Fighting by Manaia’s side
The Huntley family from Marlborough began their journey with RMHC® New Zealand in 2019, when their seven year old son Manaia took a turn for the worse.
“One Saturday he’d been staying at a friend’s house and when he got home I just couldn’t get him to wake up properly. He couldn’t focus and hold a conversation and was sloping over to one side. At that point, I picked him up and rushed him to the after-hours surgery who sent him to A&E,” Manaia’s mum Laura said.
They found what appeared to be a tumour in the pineal gland at the centre of his brain. He was immediately flown to the National Children’s Hospital.
A biopsy confirmed the mass was a cancerous tumour and he required surgery to relieve the build up of fluid. For the first couple of days, his parents Laura and Tahu stayed at the Ronald McDonald Family Room® while Manaia was in critical condition.
The Family Rooms offer a place to rest and recharge just moments away, ensuring families can focus on the most important thing – their child in hospital.
“We could take turns catching some sleep and having a hot meal and a quiet moment – having left home unexpectedly with just the clothes on our back this was invaluable to us!”
Once Manaia was in a stable condition and transferred from the Paediatric Intensive Care Unit to the ward, the Huntley’s spent the next 8 nights in the Ronald McDonald House Auckland Domain programme.
“Our tour of the house was so emotional, we were blown away by the house and the resources there. Seeing stocked pantries, comfortable beds, hot meals being prepared, it felt like a load had been taken off. We also found out that there was room at the house for our younger two children to come and stay, so we flew them up. Manaia was so happy to have his siblings with him, as were we!”
Manaia and his siblings
After he recovered from surgery, Manaia and his family had a long journey of treatment ahead. He was transferred back home and onwards to Christchurch to begin 4 rounds of chemotherapy and radiation therapy – 24 sessions in total, across a course of five weeks.
They were introduced to the Ronald McDonald House South Island which would become their home-away-from-home and safe place over the coming months.
“Before he was diagnosed, he was having very vivid dreams and he had a bad experience in an MRI machine before his surgery. It’s big, loud, noisy, quite scary, and he fell asleep inside. While asleep he was hallucinating and he woke up freaking out – he had no idea where he was. So he’s had anxiety about scanners and machines ever since.”
“If Manaia was unable to overcome this anxiety before his radiation began, he would need to be sedated for every treatment, something that would have made his recovery much more difficult”, Laura said.
The staff at the Christchurch Hospital suggested Manaia undertake play therapy with the radiation team to help face his fear.
“If we weren’t able to stay at Ronald McDonald House, Christchurch, he would have had to have his radiation treatment under general anaesthetic, I’m 100 per cent certain of that. We definitely could not have afforded the accommodation and other costs of the three weeks of play therapy sessions,” Laura said.

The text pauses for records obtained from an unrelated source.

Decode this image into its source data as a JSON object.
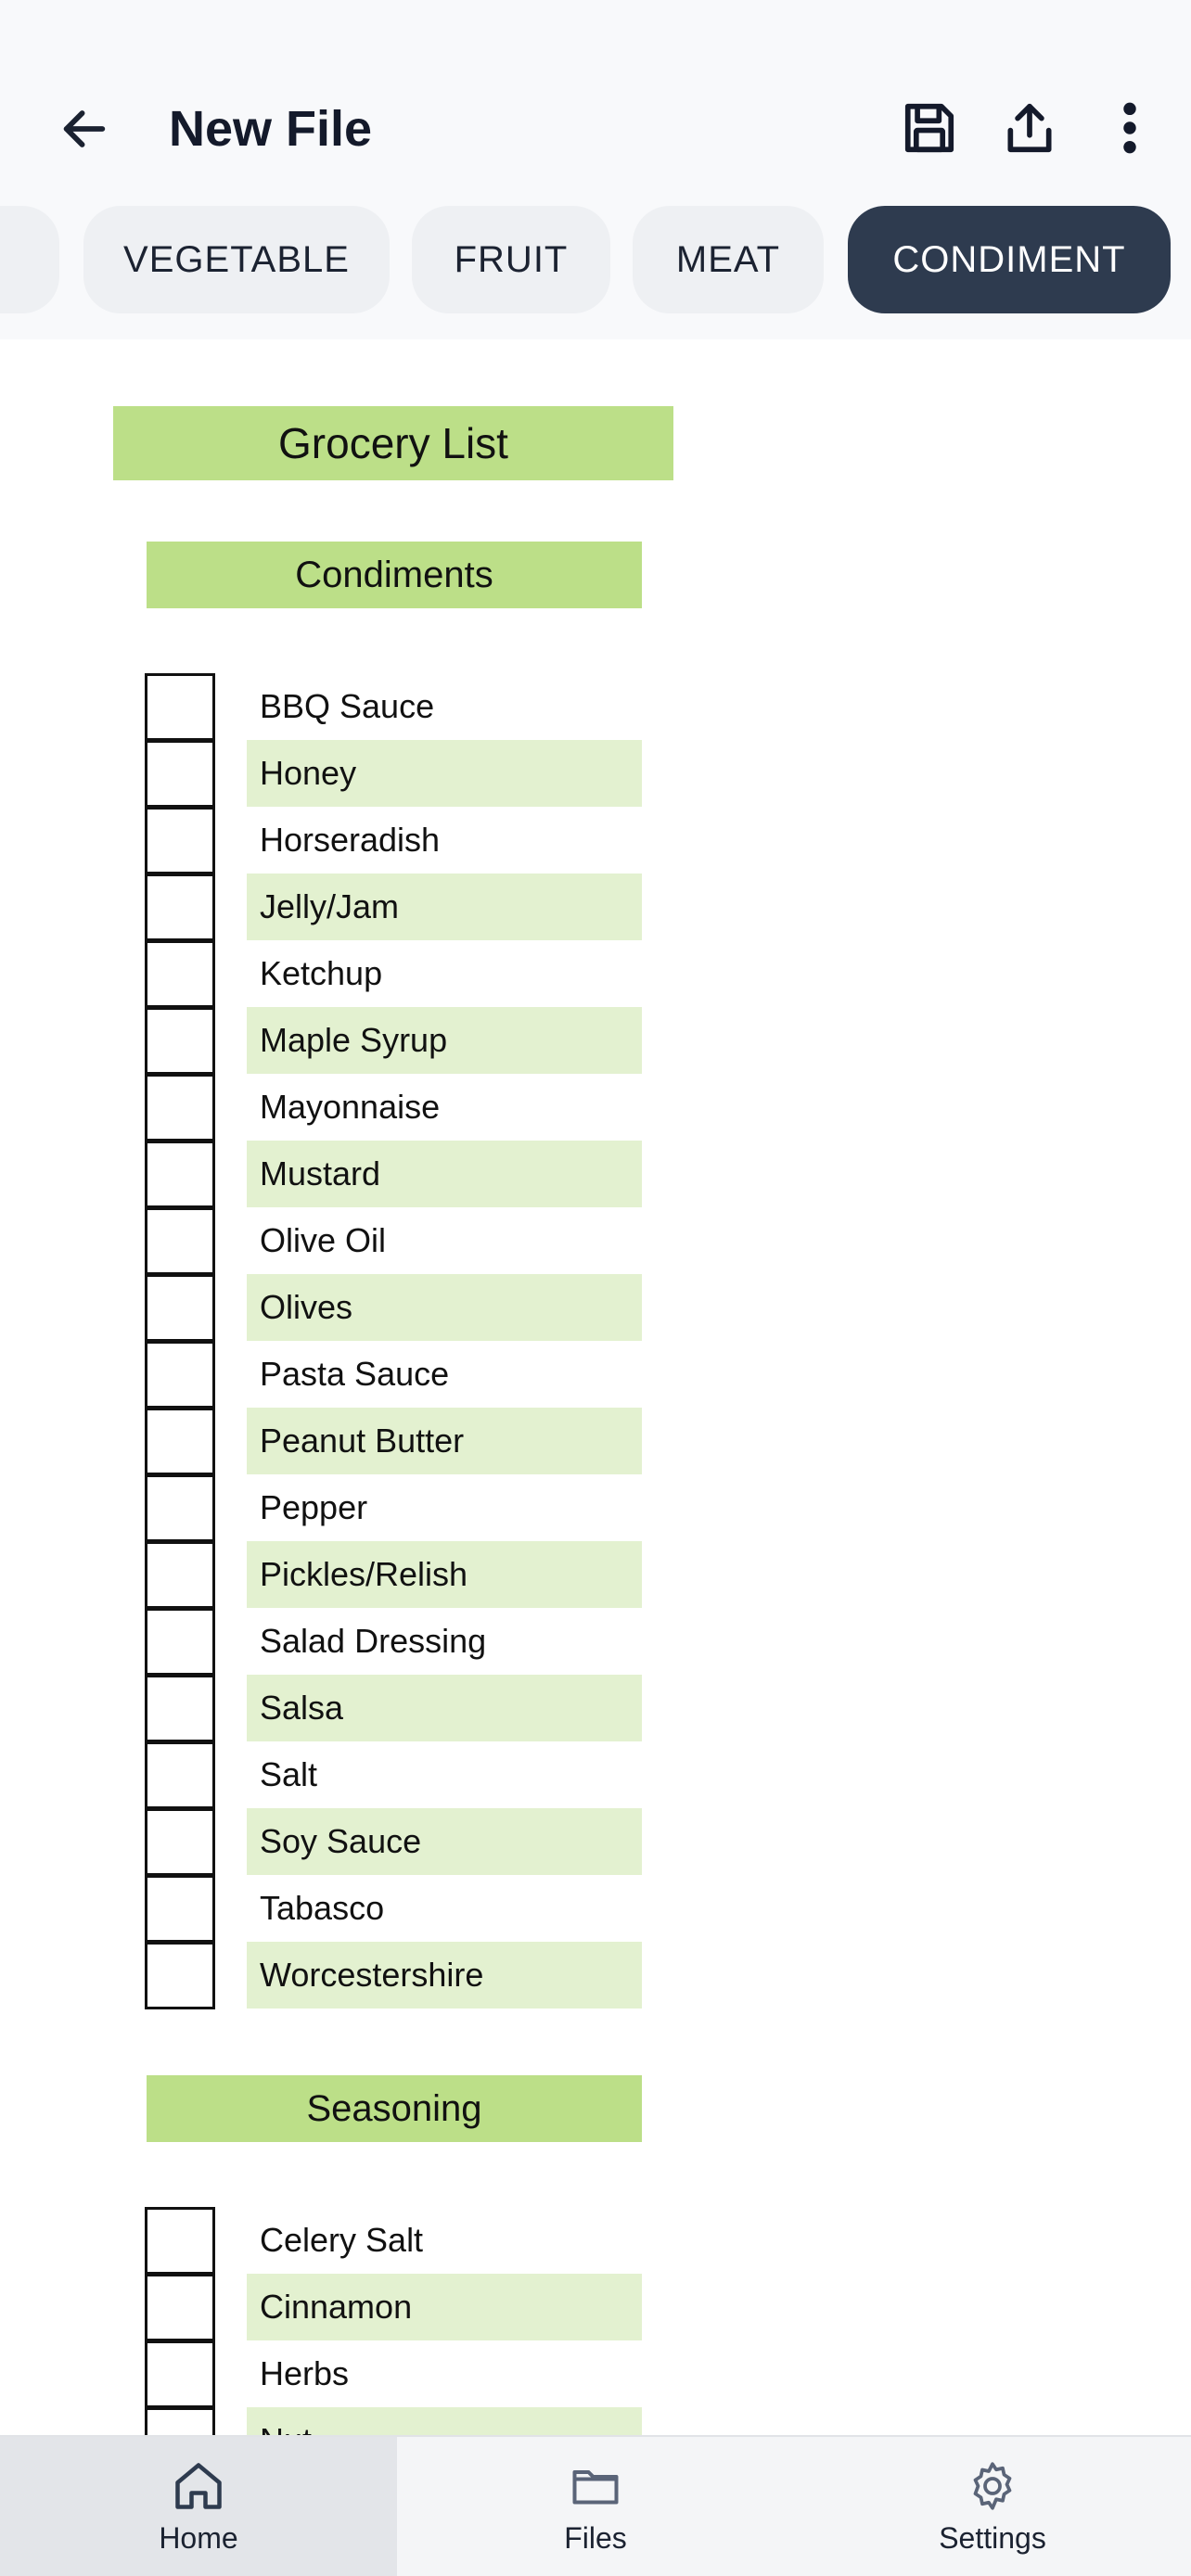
{
  "header": {
    "title": "New File",
    "back_icon": "arrow-left-icon",
    "actions": [
      "save-icon",
      "share-icon",
      "more-vertical-icon"
    ]
  },
  "tabs": [
    {
      "label": "",
      "active": false
    },
    {
      "label": "VEGETABLE",
      "active": false
    },
    {
      "label": "FRUIT",
      "active": false
    },
    {
      "label": "MEAT",
      "active": false
    },
    {
      "label": "CONDIMENT",
      "active": true
    }
  ],
  "sheet": {
    "title": "Grocery List",
    "sections": [
      {
        "name": "Condiments",
        "items": [
          "BBQ Sauce",
          "Honey",
          "Horseradish",
          "Jelly/Jam",
          "Ketchup",
          "Maple Syrup",
          "Mayonnaise",
          "Mustard",
          "Olive Oil",
          "Olives",
          "Pasta Sauce",
          "Peanut Butter",
          "Pepper",
          "Pickles/Relish",
          "Salad Dressing",
          "Salsa",
          "Salt",
          "Soy Sauce",
          "Tabasco",
          "Worcestershire"
        ]
      },
      {
        "name": "Seasoning",
        "items": [
          "Celery Salt",
          "Cinnamon",
          "Herbs",
          "Nut"
        ]
      }
    ]
  },
  "bottom_nav": [
    {
      "label": "Home",
      "icon": "home-icon",
      "active": true
    },
    {
      "label": "Files",
      "icon": "folder-icon",
      "active": false
    },
    {
      "label": "Settings",
      "icon": "gear-icon",
      "active": false
    }
  ],
  "colors": {
    "header_bg": "#f8f9fb",
    "tab_active_bg": "#2e3b4f",
    "section_green": "#bcdf88",
    "row_alt_green": "#e3f1d0"
  }
}
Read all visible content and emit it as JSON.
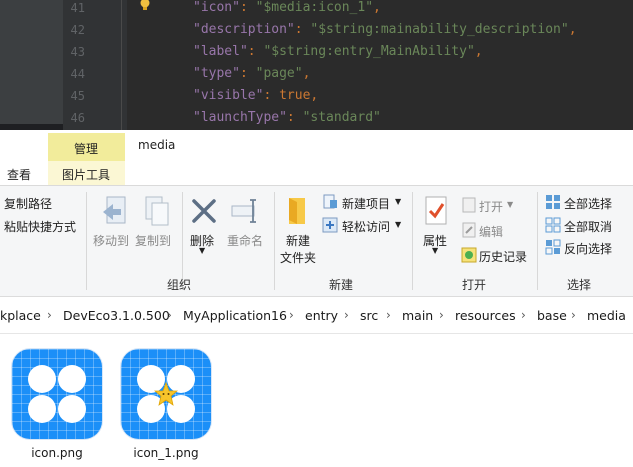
{
  "editor": {
    "lines": [
      {
        "num": "41",
        "key": "\"icon\"",
        "value": "\"$media:icon_1\"",
        "trail": ","
      },
      {
        "num": "42",
        "key": "\"description\"",
        "value": "\"$string:mainability_description\"",
        "trail": ","
      },
      {
        "num": "43",
        "key": "\"label\"",
        "value": "\"$string:entry_MainAbility\"",
        "trail": ","
      },
      {
        "num": "44",
        "key": "\"type\"",
        "value": "\"page\"",
        "trail": ","
      },
      {
        "num": "45",
        "key": "\"visible\"",
        "value": "true",
        "trail": ","
      },
      {
        "num": "46",
        "key": "\"launchType\"",
        "value": "\"standard\"",
        "trail": ""
      }
    ],
    "colors": {
      "background": "#2b2b2b",
      "key": "#9876aa",
      "string": "#6a8759",
      "keyword": "#cc7832"
    }
  },
  "ribbon_tabs": {
    "manage": "管理",
    "media": "media",
    "view": "查看",
    "picture_tools": "图片工具",
    "highlight_color": "#f2ec9b"
  },
  "ribbon": {
    "clipboard": {
      "copy_path": "复制路径",
      "paste_shortcut": "粘贴快捷方式"
    },
    "organize": {
      "move_to": "移动到",
      "copy_to": "复制到",
      "delete": "删除",
      "rename": "重命名",
      "group_label": "组织"
    },
    "new": {
      "new_folder": "新建\n文件夹",
      "new_folder_line1": "新建",
      "new_folder_line2": "文件夹",
      "new_item": "新建项目",
      "easy_access": "轻松访问",
      "group_label": "新建"
    },
    "open": {
      "properties": "属性",
      "open": "打开",
      "edit": "编辑",
      "history": "历史记录",
      "group_label": "打开"
    },
    "select": {
      "select_all": "全部选择",
      "select_none": "全部取消",
      "invert": "反向选择",
      "group_label": "选择"
    }
  },
  "address_bar": {
    "crumbs": [
      "kplace",
      "DevEco3.1.0.500",
      "MyApplication16",
      "entry",
      "src",
      "main",
      "resources",
      "base",
      "media"
    ]
  },
  "files": [
    {
      "name": "icon.png",
      "icon": "blue-flower-app-icon"
    },
    {
      "name": "icon_1.png",
      "icon": "blue-flower-star-app-icon"
    }
  ]
}
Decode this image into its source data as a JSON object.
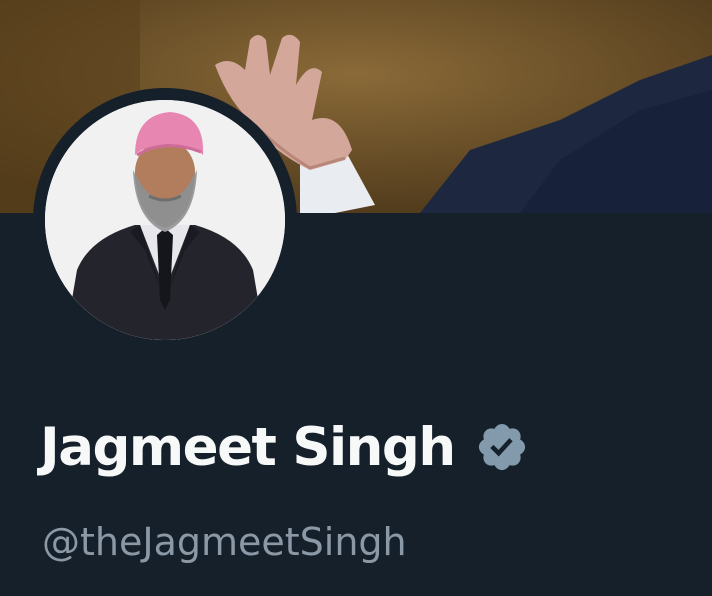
{
  "profile": {
    "display_name": "Jagmeet Singh",
    "handle": "@theJagmeetSingh",
    "verified": true,
    "verified_icon": "verified-badge-icon",
    "banner_image": "banner-photo",
    "avatar_image": "profile-avatar-photo"
  },
  "colors": {
    "background": "#15202b",
    "name_text": "#f7f9f9",
    "handle_text": "#8b98a5",
    "verified_badge": "#829aab"
  }
}
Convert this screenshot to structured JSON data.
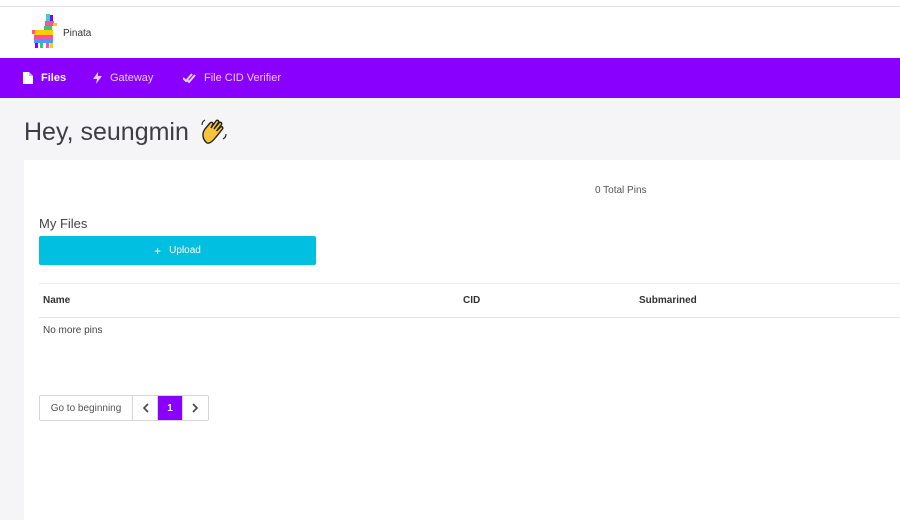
{
  "brand": {
    "name": "Pinata",
    "logo_icon": "pinata-llama-logo"
  },
  "nav": {
    "items": [
      {
        "label": "Files",
        "icon": "file-icon",
        "active": true
      },
      {
        "label": "Gateway",
        "icon": "lightning-icon",
        "active": false
      },
      {
        "label": "File CID Verifier",
        "icon": "double-check-icon",
        "active": false
      }
    ]
  },
  "greeting": {
    "text": "Hey, seungmin",
    "emoji_icon": "waving-hand-icon"
  },
  "files": {
    "total_pins": "0 Total Pins",
    "section_title": "My Files",
    "upload_label": "Upload",
    "columns": [
      "Name",
      "CID",
      "Submarined"
    ],
    "empty_message": "No more pins"
  },
  "pagination": {
    "begin_label": "Go to beginning",
    "prev_icon": "chevron-left-icon",
    "current_page": "1",
    "next_icon": "chevron-right-icon"
  },
  "colors": {
    "nav_bg": "#8a00ff",
    "upload_bg": "#00bfe0",
    "page_bg": "#f5f5f8"
  }
}
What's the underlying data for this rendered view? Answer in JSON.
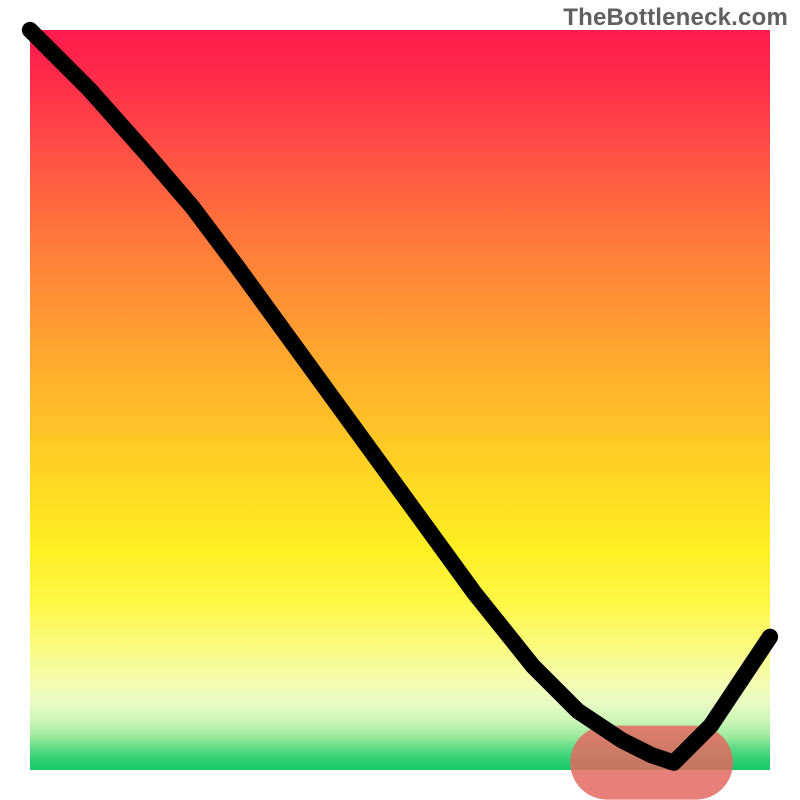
{
  "watermark": "TheBottleneck.com",
  "chart_data": {
    "type": "line",
    "title": "",
    "xlabel": "",
    "ylabel": "",
    "xlim": [
      0,
      100
    ],
    "ylim": [
      0,
      100
    ],
    "grid": false,
    "series": [
      {
        "name": "curve",
        "color": "#000000",
        "x": [
          0,
          8,
          16,
          22,
          28,
          36,
          44,
          52,
          60,
          68,
          74,
          80,
          84,
          87,
          92,
          96,
          100
        ],
        "y": [
          100,
          92,
          83,
          76,
          68,
          57,
          46,
          35,
          24,
          14,
          8,
          4,
          2,
          1,
          6,
          12,
          18
        ]
      }
    ],
    "highlight_band": {
      "x_start": 78,
      "x_end": 90,
      "y": 1,
      "color": "#e36a62"
    },
    "background_gradient": {
      "direction": "vertical",
      "stops": [
        {
          "pos": 0.0,
          "color": "#ff1a4d"
        },
        {
          "pos": 0.24,
          "color": "#ff6a3e"
        },
        {
          "pos": 0.54,
          "color": "#ffc327"
        },
        {
          "pos": 0.78,
          "color": "#fdf84a"
        },
        {
          "pos": 0.91,
          "color": "#e8fbc2"
        },
        {
          "pos": 1.0,
          "color": "#16c768"
        }
      ]
    }
  }
}
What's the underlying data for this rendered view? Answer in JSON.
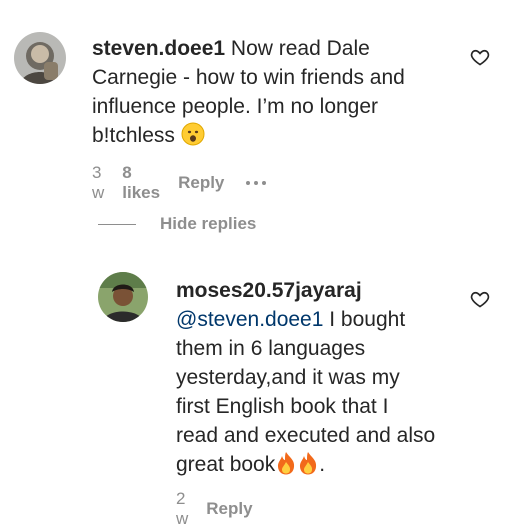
{
  "comment": {
    "username": "steven.doee1",
    "text_part1": " Now read Dale",
    "line2": "Carnegie - how to win friends and",
    "line3": "influence people. I’m no longer",
    "line4": "b!tchless",
    "time": "3 w",
    "likes": "8 likes",
    "reply_label": "Reply",
    "emoji": "hushed-face-emoji"
  },
  "hide_replies_label": "Hide replies",
  "reply": {
    "username": "moses20.57jayaraj",
    "mention": "@steven.doee1",
    "line1_rest": " I bought",
    "line2": "them in 6 languages",
    "line3": "yesterday,and it was my",
    "line4": "first English book that I",
    "line5": "read and executed and also",
    "line6_text": "great book",
    "line6_end": ".",
    "time": "2 w",
    "reply_label": "Reply",
    "emoji": "fire-emoji"
  },
  "colors": {
    "text": "#262626",
    "meta": "#8e8e8e",
    "mention": "#00376b"
  }
}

During this time, Laura got to know other families staying at the Christchurch House, and a conversation with another mother led to the final puzzle piece which saw Manaia overcome his fear. She told Laura about how a radiation therapist had painted her son’s mask to look like Spiderman.
Hoping this might help with Manaia’s anxiety, they requested his mask be painted like his favourite superhero, the Black Panther.
Manaia with his Black Panther mask
“It was amazing how it flipped. The radiation therapist would say to him, every time the mask goes near him, it gives him superpowers, because of the radiation.”
As time went on, Manaia would jump at the chance to put on his mask – he said he could feel the strength and his superhero powers going in with it on. The turnaround in Manaia, from being so fearful to actually wanting to have the treatment, was one of the most significant staff at Christchurch Hospital had seen.
“The “easiest” part of Manaia’s journey for me were the nights spent at the Christchurch House. I felt taken care of and supported and that the only thing I had to focus on was Manaia. The connection made with other families was amazing, being able to share a hot meal or a cuppa and cake, and compare rough days made the day that little bit easier.”
Ten year old Manaia is now back home and doing well. His family is so pleased, “we have our boy back.”
Going home after 71 nights at Ronald McDonald House Christchurch
When asked about their experience with RMHC New Zealand, Laura said “I would like everyone to know what the house actually is. That it is not just somewhere you stay when your child is in hospital and you are from out of town. It is a home, it is a family, and it is a support group and a playgroup! There is a feeling of safety, support and comfort there. At a time when all your energy is being poured into your sick child, you feel so looked after when you walk into the house and that is priceless.”
When their son was fighting for his life, you helped them fight by his side. Thank you for supporting families like the Huntley’s.